.. In 2000, the Larose Commission on the State and Future of the French language ...reviewed the idea of extending Bill 101 limits on English eligibility to the CEGEP level. The arguments and statistics then were much the same as they are today. Unanimously, we did not carry the idea forward ...While the proposal – if ever adopted – may satisfy a few into a false sense of security over the French language, it fails to address a far greater menace to the use of French at home and in the workplace. And that menace is not the English-speaking community or the English language, but rather the quality of French that is taught in Quebec schools regardless of whether those schools teach in French or English ...... the percentage of allophones had reached an overall majority of enrolment in the French system’s primary and secondary levels on the island of Montreal. The Société Saint-Jean-Baptiste likened it to the “Louisianisation” of Quebec ...Many factors weigh in on a young adult’s choice of which CEGEP to attend, some substantive, some trivial.
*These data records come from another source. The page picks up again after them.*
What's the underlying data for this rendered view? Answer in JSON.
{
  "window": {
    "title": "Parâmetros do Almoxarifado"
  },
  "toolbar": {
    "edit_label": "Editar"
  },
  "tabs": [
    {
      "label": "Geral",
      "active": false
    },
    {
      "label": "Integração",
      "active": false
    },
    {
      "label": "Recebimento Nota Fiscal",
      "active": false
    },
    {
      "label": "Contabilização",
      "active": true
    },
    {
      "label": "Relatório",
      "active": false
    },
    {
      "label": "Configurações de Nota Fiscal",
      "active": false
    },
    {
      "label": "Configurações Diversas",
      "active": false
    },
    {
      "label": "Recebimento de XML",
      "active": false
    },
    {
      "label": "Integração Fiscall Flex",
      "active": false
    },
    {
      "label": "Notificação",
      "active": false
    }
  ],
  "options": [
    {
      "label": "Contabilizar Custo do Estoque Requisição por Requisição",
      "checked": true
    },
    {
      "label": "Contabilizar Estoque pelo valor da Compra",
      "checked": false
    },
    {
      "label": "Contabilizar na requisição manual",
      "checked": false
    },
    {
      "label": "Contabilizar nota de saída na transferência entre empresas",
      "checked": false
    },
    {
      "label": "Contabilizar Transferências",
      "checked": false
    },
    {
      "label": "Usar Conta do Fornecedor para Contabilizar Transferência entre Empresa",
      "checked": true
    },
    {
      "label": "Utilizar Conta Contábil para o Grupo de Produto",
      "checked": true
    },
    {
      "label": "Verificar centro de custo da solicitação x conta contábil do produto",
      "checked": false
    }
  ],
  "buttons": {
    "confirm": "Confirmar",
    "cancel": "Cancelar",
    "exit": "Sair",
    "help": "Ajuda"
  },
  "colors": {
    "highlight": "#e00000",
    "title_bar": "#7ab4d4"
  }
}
The ultimate choice may not just be a question of language, but also proximity, curricula and other considerations particular to each student regardless of linguistic background ...And let’s not forget that this proposal would also apply to francophone students who likely will be less than amused at having their rights stripped from them in a misguided attempt to restrict the rights of allophones ...
05 November 2009
"Extending 101 [to CEGEPS] is nonsensical"